Building the Recruiting Muscle
I was recently sitting with a friend who runs an early stage start-up and looking to hire first few employees. They had recently raised an angel/seed round and were under some pressure to build and grow the team faster. He had tried using various recruiting platforms, referrals, headhunters, etc but just couldn’t hire. He isn’t unique. I hear this from most people I meet these days. Everybody is struggling to hire.
This is what I tell them — “Build the recruiting muscle”
What does that mean?
- Specialization — Recruiting is a specialized function. Just like other functions — engineering, accounting, marketing, sales, etc. Would I trust myself to manage our company’s books of account or server infrastructure? Most people assume that anyone can recruit. The first step to building the muscle is treating the function with the respect it deserves. A good full-time recruiter will change the way you think about recruiting.
- Whom to hire? You will meet three types of people when you try to hire for this position. People who are in HR (or want to do other HR stuff), Corporate Talent Acquisition professionals who work with outside vendors, hiring partners, etc, and sourcing professionals. Hire people who’ve done sourcing themselves — that includes picking up the phone, making cold calls to prospective employees, pitching them the company/role, lining them up for interview, managing the funnel and closing positions. Anyone who is interested or wants to other HR functions like Learning & Development, Training, HR Generalists, Compensation & Benefits, Organization Development, etc may not be good fit for such a role. This is like a sales role. You want people who thrive on making cold calls and closing business.
- Outsource vs In-house — You can not outsource anything and build the organization muscle. If it is important and strategic, it must be in-house. That might initially be harder, or take longer but that is the only way to build the capability. An internal recruiter would always in a much better position to understand the position better, manage pipeline, refine the recruiting / sourcing process. It is generally harder to get the alignment right with a third-party agency.
- Numbers — This is the most important point. Recruiting is like sales. You can’t build a great sales team unless you track the activity metrics. Here are some of the things one should track at an individual recruiter, position and company level -

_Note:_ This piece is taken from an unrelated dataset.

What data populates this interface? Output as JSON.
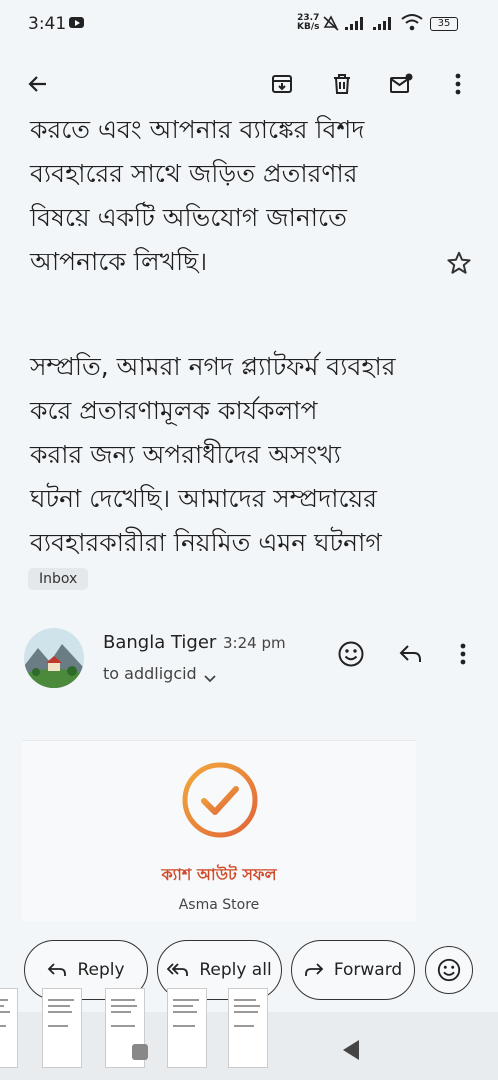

— First level profile screen
— Candidates called
— Candidates who came for first level interview
— Candidates moving to subsequent stages
— Number of offers made
— Offers accepted (along with their joining dates)
— Offers declined (far various reasons)
— Number of candidates joined
Make sure you track the pipeline on a regular basis. Tracking drop-off rates at various stages (and for various recruiters) will give you insights on what to fix.
5. Be reasonable — If a position is taking longer to fill, often there is something wrong with the position. Is it so specific that there are very few people who have that skill? Is the salary offered lower than the prevailing market salary for that role? Is location a challenge? Are you being unreasonable?
Rinse and Repeat. Follow the process and you will be surprised by your ability to hire.